rcspaceflight

creator of virtual planes
#2
As far as I know the servo lead size is standardized. But I think only for everything from about the past 5 years and newer. I have a servo from over 10 years ago that is bigger. But it's still three wires so an adapter could be fashioned, assuming it's the same volts.

Unless you get something real exotic, any servo should fit into any RC receiver. As long as it's "hobby" stuff. If you go out and buy a toy from a toy store it'll probably be some weird connection, but the cheap toys don't even have servos.

I guess short answer is "yes" and I don't know why I'm trying to explain it further.
 

xuzme720

Dedicated foam bender
Mentor
#3
Actually the older stuff was all pretty much the same. There are some newer micro servos that use a different type of connector. You'd have to use a receiver like this one or get adapters for those but for the most part, RCSF had it right.
22689.jpg
 

eagle4

New member
#4
some branded servos will have a slight tongue sticking out on the side of their connector, its designed to fit within their own branded recievers which have a groove for this tongue. its designed to stop you from putting it in backwards.

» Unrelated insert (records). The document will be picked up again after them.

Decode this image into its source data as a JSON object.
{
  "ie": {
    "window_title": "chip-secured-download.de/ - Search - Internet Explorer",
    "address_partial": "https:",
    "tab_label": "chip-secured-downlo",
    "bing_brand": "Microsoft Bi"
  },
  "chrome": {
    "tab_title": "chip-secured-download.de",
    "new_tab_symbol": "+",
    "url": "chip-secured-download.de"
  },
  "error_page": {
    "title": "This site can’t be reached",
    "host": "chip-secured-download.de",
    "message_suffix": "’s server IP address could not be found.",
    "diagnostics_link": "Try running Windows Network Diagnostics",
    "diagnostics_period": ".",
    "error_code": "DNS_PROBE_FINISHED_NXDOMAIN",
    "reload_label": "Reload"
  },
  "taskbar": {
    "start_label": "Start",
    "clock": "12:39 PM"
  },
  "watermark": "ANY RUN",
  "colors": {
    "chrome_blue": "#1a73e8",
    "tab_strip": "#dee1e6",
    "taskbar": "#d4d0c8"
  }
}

Luckily if you get one of these the tongue is easy to trim off with your hobby knife so it'll fit into a normal receiver.
 

pgerts

Old age member
Mentor
#5
The Micro servos (xusme picture) are no standard - at least 4 different - but similar looking connectors are on the market.
The servos are normally Electric compatible - but you might need to replace the connector to fit the receiver.

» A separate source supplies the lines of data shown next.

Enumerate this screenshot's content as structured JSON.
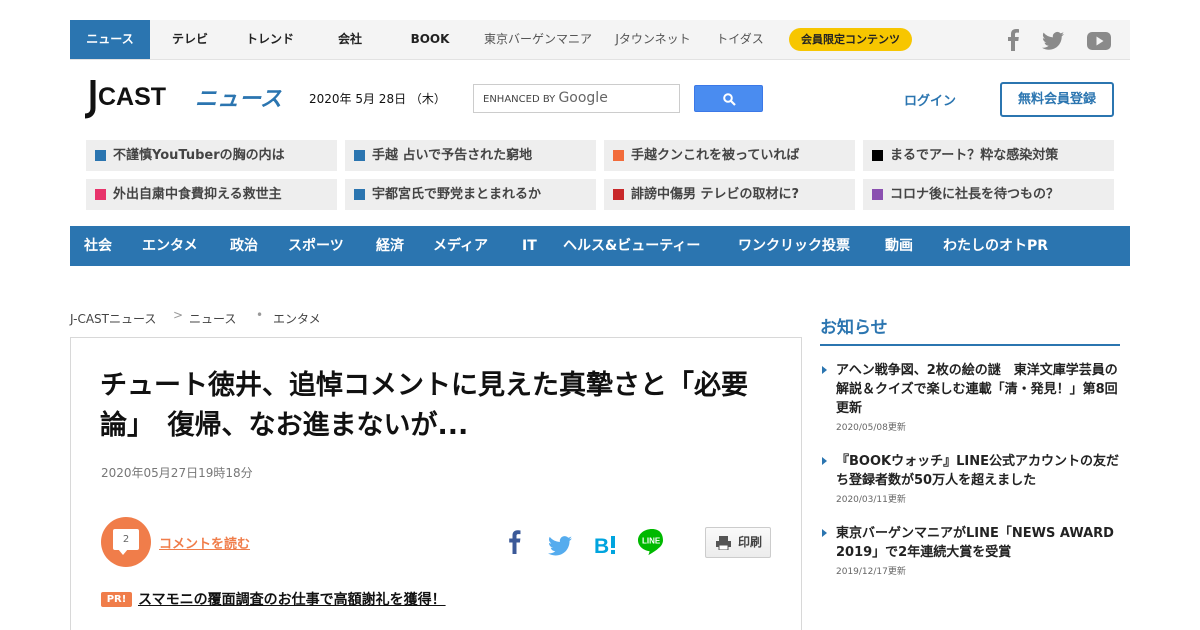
{
  "topnav": {
    "items": [
      "ニュース",
      "テレビ",
      "トレンド",
      "会社",
      "BOOK",
      "東京バーゲンマニア",
      "Jタウンネット",
      "トイダス"
    ],
    "member_badge": "会員限定コンテンツ",
    "social_icons": [
      "facebook-icon",
      "twitter-icon",
      "youtube-icon"
    ]
  },
  "header": {
    "logo_text_main": "J-CAST",
    "logo_text_sub": "ニュース",
    "date": "2020年 5月 28日 （木）",
    "search_prefix": "ENHANCED BY",
    "search_brand": "Google",
    "login": "ログイン",
    "register": "無料会員登録"
  },
  "headlines": [
    {
      "text": "不謹慎YouTuberの胸の内は",
      "color": "#2b75b0"
    },
    {
      "text": "手越 占いで予告された窮地",
      "color": "#2b75b0"
    },
    {
      "text": "手越クンこれを被っていれば",
      "color": "#f26b3a"
    },
    {
      "text": "まるでアート？粋な感染対策",
      "color": "#000000"
    },
    {
      "text": "外出自粛中食費抑える救世主",
      "color": "#e8336b"
    },
    {
      "text": "宇都宮氏で野党まとまれるか",
      "color": "#2b75b0"
    },
    {
      "text": "誹謗中傷男 テレビの取材に?",
      "color": "#c8282a"
    },
    {
      "text": "コロナ後に社長を待つもの？",
      "color": "#8a4fb0"
    }
  ],
  "categories": [
    "社会",
    "エンタメ",
    "政治",
    "スポーツ",
    "経済",
    "メディア",
    "IT",
    "ヘルス&ビューティー",
    "ワンクリック投票",
    "動画",
    "わたしのオトPR"
  ],
  "breadcrumb": [
    "J-CASTニュース",
    "ニュース",
    "エンタメ"
  ],
  "article": {
    "title": "チュート徳井、追悼コメントに見えた真摯さと「必要論」　復帰、なお進まないが...",
    "date": "2020年05月27日19時18分",
    "comment_count": "2",
    "comment_link": "コメントを読む",
    "print": "印刷",
    "pr_badge": "PR!",
    "pr_text": "スマモニの覆面調査のお仕事で高額謝礼を獲得！"
  },
  "sidebar": {
    "title": "お知らせ",
    "news": [
      {
        "text": "アヘン戦争図、2枚の絵の謎　東洋文庫学芸員の解説＆クイズで楽しむ連載「清・発見！」第8回更新",
        "date": "2020/05/08更新"
      },
      {
        "text": "『BOOKウォッチ』LINE公式アカウントの友だち登録者数が50万人を超えました",
        "date": "2020/03/11更新"
      },
      {
        "text": "東京バーゲンマニアがLINE「NEWS AWARD 2019」で2年連続大賞を受賞",
        "date": "2019/12/17更新"
      }
    ]
  },
  "colors": {
    "brand": "#2b75b0",
    "accent": "#f07d4a",
    "badge": "#f7c600"
  }
}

Futaba style connector has a tab - shoving the signal side. It is simple to cut the tab with a knife or file to fit the JR/Hitec style receivers (connectors with 2 "rounded" corners).

Historically there was Sanwa with different connector - but possible to replace the connector and use the servo.
There has been servos with 4 leads (Kyosho and Multiplex) - not compatible.

You can nomally use at least 40 year old servos with todays Equipment. BUT - check that they move (exerzise them well Before flying).
 
#7
Check the output of the BEC, voltage needs to be compatable, usually just isnt an issue.
Also if using hi torque servos, you'll need a 3A or above BEC. I allways use a esc with a 3A BEC when the plane has 4 or more 9g servos, just to be safe.
Some servos are VERY sensitive to when to BEC voltage drops a bit low(from drawing too much current from the BEC), and could start to go crazy